» **DATA**
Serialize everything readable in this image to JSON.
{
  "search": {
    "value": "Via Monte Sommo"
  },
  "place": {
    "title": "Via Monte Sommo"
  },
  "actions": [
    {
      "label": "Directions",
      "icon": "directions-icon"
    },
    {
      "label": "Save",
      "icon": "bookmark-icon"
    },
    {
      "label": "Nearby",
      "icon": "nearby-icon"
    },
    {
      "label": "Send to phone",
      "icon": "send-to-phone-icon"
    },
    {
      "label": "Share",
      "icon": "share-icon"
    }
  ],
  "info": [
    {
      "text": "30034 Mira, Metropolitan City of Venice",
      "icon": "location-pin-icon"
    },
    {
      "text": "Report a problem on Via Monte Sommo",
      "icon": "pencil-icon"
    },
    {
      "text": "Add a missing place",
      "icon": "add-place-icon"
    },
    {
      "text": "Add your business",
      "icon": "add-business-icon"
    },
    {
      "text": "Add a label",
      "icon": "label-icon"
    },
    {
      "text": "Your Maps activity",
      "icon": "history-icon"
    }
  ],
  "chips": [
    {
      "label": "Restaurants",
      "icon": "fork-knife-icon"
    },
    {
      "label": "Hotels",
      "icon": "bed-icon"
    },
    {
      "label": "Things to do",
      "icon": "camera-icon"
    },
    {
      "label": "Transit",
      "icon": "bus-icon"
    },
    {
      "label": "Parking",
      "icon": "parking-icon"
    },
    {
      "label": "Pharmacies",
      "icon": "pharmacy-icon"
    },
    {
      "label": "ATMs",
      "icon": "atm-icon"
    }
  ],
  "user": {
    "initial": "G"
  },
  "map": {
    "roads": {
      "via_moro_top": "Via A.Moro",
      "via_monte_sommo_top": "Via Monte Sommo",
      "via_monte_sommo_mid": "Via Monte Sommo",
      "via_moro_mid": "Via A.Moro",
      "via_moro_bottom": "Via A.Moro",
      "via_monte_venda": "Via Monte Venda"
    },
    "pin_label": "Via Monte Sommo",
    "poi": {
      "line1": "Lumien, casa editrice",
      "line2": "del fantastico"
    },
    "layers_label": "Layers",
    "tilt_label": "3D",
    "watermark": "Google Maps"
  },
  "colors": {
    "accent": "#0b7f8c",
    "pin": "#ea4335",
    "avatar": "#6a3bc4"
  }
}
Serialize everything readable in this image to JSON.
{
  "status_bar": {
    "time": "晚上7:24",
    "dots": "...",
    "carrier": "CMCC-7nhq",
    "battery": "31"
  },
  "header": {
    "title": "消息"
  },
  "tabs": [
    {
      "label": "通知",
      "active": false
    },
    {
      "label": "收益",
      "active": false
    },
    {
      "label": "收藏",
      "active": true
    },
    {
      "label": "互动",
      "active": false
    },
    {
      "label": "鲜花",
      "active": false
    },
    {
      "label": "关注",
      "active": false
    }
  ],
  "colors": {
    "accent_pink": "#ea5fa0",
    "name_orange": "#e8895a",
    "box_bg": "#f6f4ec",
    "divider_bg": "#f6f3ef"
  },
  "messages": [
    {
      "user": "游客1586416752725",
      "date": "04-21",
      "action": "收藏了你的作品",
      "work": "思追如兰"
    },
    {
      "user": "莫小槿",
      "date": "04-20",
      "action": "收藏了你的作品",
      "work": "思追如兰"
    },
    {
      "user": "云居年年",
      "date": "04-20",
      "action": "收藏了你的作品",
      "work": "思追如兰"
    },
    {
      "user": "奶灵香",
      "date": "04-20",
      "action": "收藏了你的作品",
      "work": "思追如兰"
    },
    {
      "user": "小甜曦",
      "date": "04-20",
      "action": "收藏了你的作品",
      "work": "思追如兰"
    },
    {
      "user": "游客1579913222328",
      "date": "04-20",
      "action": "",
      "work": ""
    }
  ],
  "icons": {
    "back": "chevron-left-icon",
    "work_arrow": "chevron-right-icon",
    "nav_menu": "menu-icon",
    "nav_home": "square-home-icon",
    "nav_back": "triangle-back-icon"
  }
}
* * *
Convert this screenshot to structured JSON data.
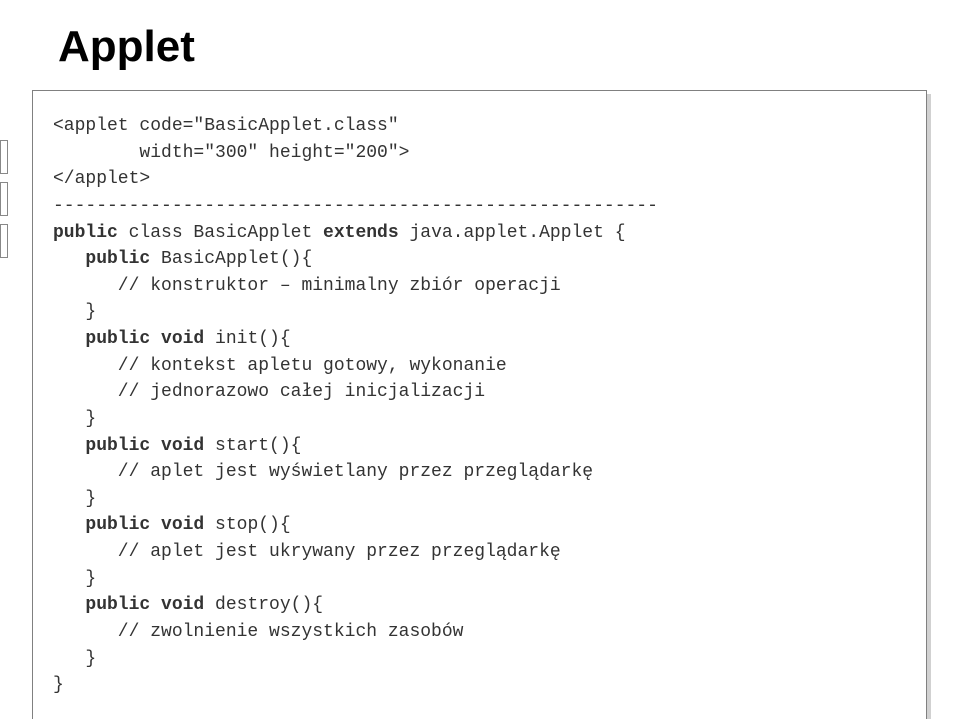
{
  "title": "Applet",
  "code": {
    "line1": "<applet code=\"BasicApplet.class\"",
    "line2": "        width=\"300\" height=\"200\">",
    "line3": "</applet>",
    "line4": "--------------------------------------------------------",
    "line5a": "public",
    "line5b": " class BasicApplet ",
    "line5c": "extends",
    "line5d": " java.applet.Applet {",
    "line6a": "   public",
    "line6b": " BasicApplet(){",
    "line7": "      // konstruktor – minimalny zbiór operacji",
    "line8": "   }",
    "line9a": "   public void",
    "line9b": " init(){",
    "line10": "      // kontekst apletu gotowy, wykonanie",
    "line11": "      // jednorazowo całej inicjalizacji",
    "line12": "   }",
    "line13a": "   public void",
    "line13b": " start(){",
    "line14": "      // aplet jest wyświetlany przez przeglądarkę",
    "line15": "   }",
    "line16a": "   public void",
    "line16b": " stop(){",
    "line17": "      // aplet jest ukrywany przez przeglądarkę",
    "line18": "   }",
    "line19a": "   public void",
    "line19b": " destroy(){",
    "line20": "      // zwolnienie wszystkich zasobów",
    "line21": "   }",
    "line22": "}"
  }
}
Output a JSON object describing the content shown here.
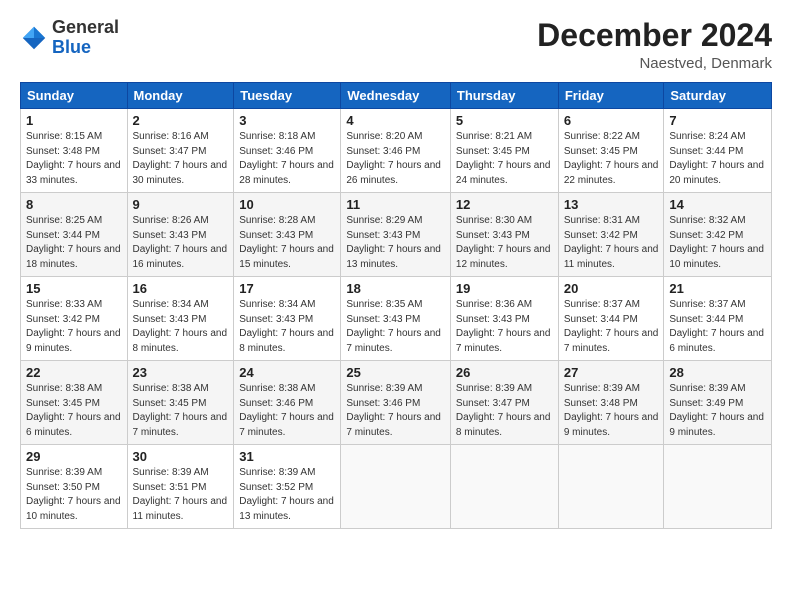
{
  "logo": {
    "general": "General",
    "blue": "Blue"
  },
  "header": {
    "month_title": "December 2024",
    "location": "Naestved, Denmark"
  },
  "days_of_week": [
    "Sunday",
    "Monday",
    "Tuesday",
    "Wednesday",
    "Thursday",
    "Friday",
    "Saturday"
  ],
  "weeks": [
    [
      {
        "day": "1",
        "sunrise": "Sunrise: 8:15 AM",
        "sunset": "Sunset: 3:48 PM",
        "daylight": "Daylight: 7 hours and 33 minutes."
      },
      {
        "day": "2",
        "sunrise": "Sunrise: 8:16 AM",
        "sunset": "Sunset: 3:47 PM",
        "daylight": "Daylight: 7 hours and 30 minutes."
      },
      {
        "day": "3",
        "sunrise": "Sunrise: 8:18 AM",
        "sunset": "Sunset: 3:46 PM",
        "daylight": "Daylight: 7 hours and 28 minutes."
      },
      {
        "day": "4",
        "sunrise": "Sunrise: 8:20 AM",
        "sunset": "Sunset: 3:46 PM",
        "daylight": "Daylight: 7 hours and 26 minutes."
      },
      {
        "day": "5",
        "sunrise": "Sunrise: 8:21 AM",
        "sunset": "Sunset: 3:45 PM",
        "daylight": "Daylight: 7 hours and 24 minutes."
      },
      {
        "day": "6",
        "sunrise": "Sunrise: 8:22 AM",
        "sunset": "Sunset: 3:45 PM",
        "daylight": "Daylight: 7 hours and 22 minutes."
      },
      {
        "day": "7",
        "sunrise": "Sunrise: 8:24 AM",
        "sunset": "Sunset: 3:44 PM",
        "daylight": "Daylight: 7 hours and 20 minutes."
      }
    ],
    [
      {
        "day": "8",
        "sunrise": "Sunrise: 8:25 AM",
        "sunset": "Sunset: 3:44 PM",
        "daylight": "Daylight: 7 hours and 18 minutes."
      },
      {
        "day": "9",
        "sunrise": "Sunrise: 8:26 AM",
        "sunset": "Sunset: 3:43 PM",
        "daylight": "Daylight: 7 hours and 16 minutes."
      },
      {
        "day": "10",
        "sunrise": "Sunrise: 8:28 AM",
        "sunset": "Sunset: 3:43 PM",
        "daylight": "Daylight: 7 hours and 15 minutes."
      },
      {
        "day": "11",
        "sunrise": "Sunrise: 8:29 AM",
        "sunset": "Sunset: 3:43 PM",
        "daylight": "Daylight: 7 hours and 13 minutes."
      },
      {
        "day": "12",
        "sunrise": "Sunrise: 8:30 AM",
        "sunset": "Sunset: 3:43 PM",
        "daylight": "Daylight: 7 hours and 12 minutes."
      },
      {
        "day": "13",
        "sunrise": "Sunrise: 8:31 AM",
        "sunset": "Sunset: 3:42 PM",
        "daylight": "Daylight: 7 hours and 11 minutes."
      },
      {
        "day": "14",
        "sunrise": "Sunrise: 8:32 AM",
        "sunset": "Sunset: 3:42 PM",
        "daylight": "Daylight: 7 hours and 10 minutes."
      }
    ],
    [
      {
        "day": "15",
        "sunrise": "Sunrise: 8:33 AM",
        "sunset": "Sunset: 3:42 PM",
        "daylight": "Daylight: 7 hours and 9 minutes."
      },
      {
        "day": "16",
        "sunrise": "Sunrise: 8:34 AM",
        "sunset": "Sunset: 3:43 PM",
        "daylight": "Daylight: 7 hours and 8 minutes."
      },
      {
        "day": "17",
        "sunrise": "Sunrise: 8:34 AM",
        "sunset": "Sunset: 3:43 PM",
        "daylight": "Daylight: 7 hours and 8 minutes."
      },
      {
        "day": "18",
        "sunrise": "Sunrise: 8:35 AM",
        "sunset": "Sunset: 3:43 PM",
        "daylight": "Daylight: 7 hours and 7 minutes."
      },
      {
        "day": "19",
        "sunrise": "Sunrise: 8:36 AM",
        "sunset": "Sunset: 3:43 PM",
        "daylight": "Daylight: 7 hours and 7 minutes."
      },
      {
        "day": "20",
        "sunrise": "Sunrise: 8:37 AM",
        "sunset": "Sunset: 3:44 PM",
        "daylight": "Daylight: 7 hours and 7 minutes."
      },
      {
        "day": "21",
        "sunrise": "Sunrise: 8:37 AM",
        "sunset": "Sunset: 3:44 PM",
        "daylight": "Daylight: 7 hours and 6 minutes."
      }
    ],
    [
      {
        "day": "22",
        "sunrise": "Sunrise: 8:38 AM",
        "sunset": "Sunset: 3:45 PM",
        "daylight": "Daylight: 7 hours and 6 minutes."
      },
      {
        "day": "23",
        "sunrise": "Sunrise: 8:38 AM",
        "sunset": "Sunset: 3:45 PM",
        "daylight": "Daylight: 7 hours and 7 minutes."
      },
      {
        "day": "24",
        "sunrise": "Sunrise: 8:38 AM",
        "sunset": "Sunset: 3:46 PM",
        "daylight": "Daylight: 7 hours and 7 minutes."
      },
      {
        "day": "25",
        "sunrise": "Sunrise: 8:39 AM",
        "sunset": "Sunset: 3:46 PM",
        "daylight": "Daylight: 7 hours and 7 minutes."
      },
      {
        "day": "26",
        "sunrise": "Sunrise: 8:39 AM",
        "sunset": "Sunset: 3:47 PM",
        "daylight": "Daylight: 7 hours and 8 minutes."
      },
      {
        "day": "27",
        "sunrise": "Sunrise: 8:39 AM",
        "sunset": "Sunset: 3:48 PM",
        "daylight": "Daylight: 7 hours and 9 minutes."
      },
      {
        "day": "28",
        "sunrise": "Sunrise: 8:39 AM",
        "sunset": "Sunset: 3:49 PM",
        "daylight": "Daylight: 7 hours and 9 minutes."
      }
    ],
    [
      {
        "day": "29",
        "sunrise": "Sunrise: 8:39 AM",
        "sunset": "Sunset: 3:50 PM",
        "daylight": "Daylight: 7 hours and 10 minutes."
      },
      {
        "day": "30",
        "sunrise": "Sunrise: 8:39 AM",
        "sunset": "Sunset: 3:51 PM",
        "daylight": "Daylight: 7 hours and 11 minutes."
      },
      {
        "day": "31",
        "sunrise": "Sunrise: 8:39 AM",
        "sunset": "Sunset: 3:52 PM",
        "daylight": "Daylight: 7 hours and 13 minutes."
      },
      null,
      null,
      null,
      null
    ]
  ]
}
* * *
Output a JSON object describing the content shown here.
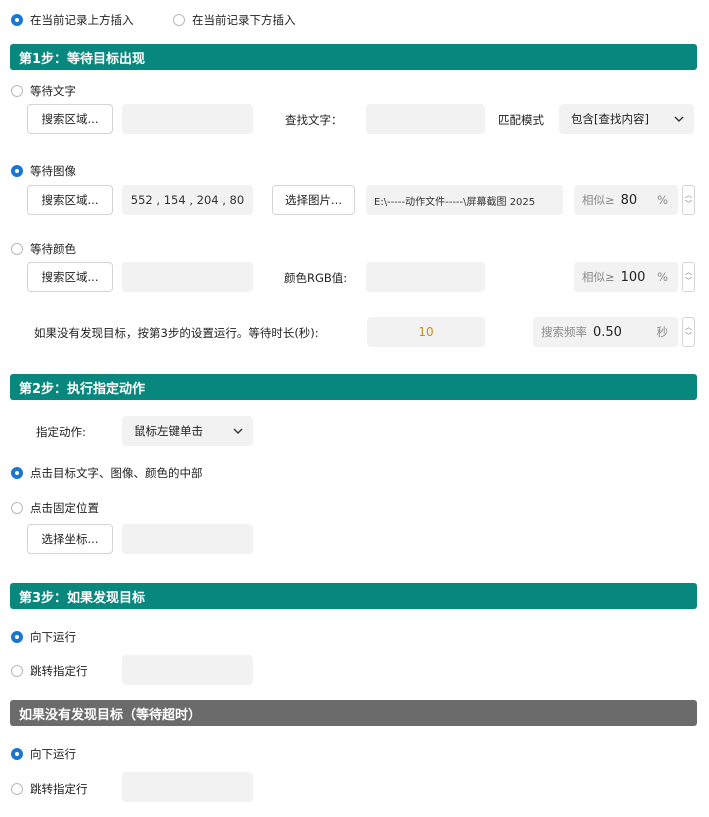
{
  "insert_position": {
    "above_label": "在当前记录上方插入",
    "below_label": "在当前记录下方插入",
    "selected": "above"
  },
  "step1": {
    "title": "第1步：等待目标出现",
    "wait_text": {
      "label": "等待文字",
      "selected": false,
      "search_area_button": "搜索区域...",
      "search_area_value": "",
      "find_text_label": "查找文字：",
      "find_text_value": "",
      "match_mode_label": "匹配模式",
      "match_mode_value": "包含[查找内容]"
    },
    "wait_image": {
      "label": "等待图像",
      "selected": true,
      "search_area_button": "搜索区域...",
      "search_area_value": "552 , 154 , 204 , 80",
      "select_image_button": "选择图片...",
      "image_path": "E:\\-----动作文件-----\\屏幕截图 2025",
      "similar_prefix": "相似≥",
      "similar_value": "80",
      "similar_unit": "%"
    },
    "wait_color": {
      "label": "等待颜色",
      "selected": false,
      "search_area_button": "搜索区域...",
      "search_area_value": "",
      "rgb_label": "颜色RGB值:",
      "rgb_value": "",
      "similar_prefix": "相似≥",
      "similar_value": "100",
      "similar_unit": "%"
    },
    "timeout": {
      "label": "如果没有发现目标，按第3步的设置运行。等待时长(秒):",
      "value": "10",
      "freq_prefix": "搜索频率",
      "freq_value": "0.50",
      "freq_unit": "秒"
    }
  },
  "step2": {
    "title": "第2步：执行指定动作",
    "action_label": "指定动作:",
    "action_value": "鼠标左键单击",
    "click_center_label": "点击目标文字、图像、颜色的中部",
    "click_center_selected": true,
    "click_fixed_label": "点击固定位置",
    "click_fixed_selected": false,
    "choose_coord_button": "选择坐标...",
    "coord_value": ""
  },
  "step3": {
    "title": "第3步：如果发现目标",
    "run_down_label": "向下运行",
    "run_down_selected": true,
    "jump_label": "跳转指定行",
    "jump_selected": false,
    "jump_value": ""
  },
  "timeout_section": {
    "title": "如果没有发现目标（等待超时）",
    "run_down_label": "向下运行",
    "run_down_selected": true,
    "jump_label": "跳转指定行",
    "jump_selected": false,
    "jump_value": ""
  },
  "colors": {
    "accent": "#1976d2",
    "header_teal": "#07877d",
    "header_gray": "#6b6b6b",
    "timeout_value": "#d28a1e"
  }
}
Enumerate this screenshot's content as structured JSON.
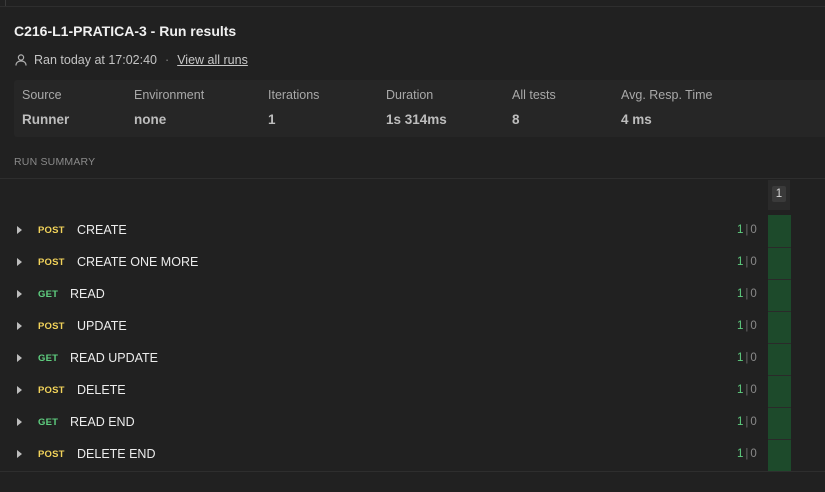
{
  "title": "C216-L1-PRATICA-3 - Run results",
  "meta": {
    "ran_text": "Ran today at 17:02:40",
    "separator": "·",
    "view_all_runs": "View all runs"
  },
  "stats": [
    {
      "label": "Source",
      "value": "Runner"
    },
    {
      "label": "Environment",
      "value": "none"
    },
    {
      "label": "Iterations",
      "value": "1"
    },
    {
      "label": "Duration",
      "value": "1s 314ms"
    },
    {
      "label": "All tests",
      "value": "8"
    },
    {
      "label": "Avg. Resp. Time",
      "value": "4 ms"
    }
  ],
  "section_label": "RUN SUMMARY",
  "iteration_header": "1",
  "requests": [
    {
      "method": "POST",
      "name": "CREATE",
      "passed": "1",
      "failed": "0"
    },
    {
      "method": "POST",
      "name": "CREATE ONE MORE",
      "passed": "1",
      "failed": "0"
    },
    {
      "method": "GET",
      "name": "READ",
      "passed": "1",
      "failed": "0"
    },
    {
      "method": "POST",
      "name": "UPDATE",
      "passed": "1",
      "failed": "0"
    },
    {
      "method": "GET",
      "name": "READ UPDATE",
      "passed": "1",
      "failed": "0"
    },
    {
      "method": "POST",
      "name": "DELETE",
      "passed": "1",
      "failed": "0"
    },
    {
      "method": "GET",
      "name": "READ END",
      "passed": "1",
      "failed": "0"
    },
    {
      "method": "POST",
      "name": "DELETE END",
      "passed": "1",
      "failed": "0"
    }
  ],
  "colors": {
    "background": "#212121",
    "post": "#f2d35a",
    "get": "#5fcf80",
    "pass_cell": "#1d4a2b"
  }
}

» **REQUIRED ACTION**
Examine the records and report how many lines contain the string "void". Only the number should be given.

» **COMPLETED TASK**
4